### DATASET RECORDS ###
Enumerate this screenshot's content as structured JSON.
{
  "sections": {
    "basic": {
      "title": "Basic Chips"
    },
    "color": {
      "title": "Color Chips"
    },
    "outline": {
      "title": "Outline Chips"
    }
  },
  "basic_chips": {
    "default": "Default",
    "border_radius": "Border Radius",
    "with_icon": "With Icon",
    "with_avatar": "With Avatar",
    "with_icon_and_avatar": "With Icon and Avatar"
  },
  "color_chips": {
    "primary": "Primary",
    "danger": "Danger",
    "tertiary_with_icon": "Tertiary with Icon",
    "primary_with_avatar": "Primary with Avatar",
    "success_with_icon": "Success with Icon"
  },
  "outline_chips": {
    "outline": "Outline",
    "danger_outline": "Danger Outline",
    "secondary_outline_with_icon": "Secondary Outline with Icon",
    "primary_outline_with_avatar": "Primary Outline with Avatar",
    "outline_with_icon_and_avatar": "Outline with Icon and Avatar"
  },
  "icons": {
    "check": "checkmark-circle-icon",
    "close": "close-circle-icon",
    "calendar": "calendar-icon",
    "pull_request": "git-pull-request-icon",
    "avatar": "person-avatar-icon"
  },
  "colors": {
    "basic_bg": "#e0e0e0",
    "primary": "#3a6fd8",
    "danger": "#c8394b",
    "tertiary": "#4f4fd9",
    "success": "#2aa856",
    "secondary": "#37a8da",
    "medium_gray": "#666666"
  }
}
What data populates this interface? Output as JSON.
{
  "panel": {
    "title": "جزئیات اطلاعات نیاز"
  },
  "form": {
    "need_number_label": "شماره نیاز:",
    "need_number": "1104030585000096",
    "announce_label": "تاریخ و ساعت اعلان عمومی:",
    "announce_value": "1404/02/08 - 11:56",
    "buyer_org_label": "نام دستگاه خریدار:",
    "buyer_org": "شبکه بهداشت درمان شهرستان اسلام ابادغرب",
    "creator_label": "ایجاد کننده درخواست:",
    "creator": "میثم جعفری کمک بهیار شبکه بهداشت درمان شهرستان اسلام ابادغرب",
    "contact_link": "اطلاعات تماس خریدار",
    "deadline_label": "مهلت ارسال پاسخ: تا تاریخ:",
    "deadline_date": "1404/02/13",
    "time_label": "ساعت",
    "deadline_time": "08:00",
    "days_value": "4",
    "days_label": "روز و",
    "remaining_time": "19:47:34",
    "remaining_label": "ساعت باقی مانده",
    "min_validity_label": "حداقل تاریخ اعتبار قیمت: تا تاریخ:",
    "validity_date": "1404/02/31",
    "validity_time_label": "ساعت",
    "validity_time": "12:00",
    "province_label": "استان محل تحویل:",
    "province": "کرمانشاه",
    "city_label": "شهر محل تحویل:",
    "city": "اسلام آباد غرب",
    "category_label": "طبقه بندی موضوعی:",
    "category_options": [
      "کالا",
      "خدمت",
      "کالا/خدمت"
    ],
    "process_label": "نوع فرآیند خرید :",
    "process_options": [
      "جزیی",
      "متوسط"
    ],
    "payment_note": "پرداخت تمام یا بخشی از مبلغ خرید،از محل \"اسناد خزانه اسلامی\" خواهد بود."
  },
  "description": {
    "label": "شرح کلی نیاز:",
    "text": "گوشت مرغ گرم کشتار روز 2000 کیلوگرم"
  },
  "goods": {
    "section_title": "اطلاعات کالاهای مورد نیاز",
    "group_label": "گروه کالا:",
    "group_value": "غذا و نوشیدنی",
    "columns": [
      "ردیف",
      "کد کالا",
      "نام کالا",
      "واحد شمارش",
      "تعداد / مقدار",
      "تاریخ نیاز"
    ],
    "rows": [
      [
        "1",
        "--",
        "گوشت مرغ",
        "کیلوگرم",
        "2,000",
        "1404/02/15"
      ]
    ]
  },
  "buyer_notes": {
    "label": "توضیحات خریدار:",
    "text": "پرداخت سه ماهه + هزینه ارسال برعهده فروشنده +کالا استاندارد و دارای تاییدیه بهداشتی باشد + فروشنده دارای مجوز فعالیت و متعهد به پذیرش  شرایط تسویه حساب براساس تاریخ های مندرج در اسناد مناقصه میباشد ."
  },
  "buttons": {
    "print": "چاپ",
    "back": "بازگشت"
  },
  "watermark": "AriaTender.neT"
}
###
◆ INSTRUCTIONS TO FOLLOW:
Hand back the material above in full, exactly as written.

◆ RESPONSE FOR THIS EXERCISE:
Enumerate this screenshot's content as structured JSON.
{
  "sections": {
    "basic": {
      "title": "Basic Chips"
    },
    "color": {
      "title": "Color Chips"
    },
    "outline": {
      "title": "Outline Chips"
    }
  },
  "basic_chips": {
    "default": "Default",
    "border_radius": "Border Radius",
    "with_icon": "With Icon",
    "with_avatar": "With Avatar",
    "with_icon_and_avatar": "With Icon and Avatar"
  },
  "color_chips": {
    "primary": "Primary",
    "danger": "Danger",
    "tertiary_with_icon": "Tertiary with Icon",
    "primary_with_avatar": "Primary with Avatar",
    "success_with_icon": "Success with Icon"
  },
  "outline_chips": {
    "outline": "Outline",
    "danger_outline": "Danger Outline",
    "secondary_outline_with_icon": "Secondary Outline with Icon",
    "primary_outline_with_avatar": "Primary Outline with Avatar",
    "outline_with_icon_and_avatar": "Outline with Icon and Avatar"
  },
  "icons": {
    "check": "checkmark-circle-icon",
    "close": "close-circle-icon",
    "calendar": "calendar-icon",
    "pull_request": "git-pull-request-icon",
    "avatar": "person-avatar-icon"
  },
  "colors": {
    "basic_bg": "#e0e0e0",
    "primary": "#3a6fd8",
    "danger": "#c8394b",
    "tertiary": "#4f4fd9",
    "success": "#2aa856",
    "secondary": "#37a8da",
    "medium_gray": "#666666"
  }
}
What data populates this interface? Output as JSON.
{
  "panel": {
    "title": "جزئیات اطلاعات نیاز"
  },
  "form": {
    "need_number_label": "شماره نیاز:",
    "need_number": "1104030585000096",
    "announce_label": "تاریخ و ساعت اعلان عمومی:",
    "announce_value": "1404/02/08 - 11:56",
    "buyer_org_label": "نام دستگاه خریدار:",
    "buyer_org": "شبکه بهداشت درمان شهرستان اسلام ابادغرب",
    "creator_label": "ایجاد کننده درخواست:",
    "creator": "میثم جعفری کمک بهیار شبکه بهداشت درمان شهرستان اسلام ابادغرب",
    "contact_link": "اطلاعات تماس خریدار",
    "deadline_label": "مهلت ارسال پاسخ: تا تاریخ:",
    "deadline_date": "1404/02/13",
    "time_label": "ساعت",
    "deadline_time": "08:00",
    "days_value": "4",
    "days_label": "روز و",
    "remaining_time": "19:47:34",
    "remaining_label": "ساعت باقی مانده",
    "min_validity_label": "حداقل تاریخ اعتبار قیمت: تا تاریخ:",
    "validity_date": "1404/02/31",
    "validity_time_label": "ساعت",
    "validity_time": "12:00",
    "province_label": "استان محل تحویل:",
    "province": "کرمانشاه",
    "city_label": "شهر محل تحویل:",
    "city": "اسلام آباد غرب",
    "category_label": "طبقه بندی موضوعی:",
    "category_options": [
      "کالا",
      "خدمت",
      "کالا/خدمت"
    ],
    "process_label": "نوع فرآیند خرید :",
    "process_options": [
      "جزیی",
      "متوسط"
    ],
    "payment_note": "پرداخت تمام یا بخشی از مبلغ خرید،از محل \"اسناد خزانه اسلامی\" خواهد بود."
  },
  "description": {
    "label": "شرح کلی نیاز:",
    "text": "گوشت مرغ گرم کشتار روز 2000 کیلوگرم"
  },
  "goods": {
    "section_title": "اطلاعات کالاهای مورد نیاز",
    "group_label": "گروه کالا:",
    "group_value": "غذا و نوشیدنی",
    "columns": [
      "ردیف",
      "کد کالا",
      "نام کالا",
      "واحد شمارش",
      "تعداد / مقدار",
      "تاریخ نیاز"
    ],
    "rows": [
      [
        "1",
        "--",
        "گوشت مرغ",
        "کیلوگرم",
        "2,000",
        "1404/02/15"
      ]
    ]
  },
  "buyer_notes": {
    "label": "توضیحات خریدار:",
    "text": "پرداخت سه ماهه + هزینه ارسال برعهده فروشنده +کالا استاندارد و دارای تاییدیه بهداشتی باشد + فروشنده دارای مجوز فعالیت و متعهد به پذیرش  شرایط تسویه حساب براساس تاریخ های مندرج در اسناد مناقصه میباشد ."
  },
  "buttons": {
    "print": "چاپ",
    "back": "بازگشت"
  },
  "watermark": "AriaTender.neT"
}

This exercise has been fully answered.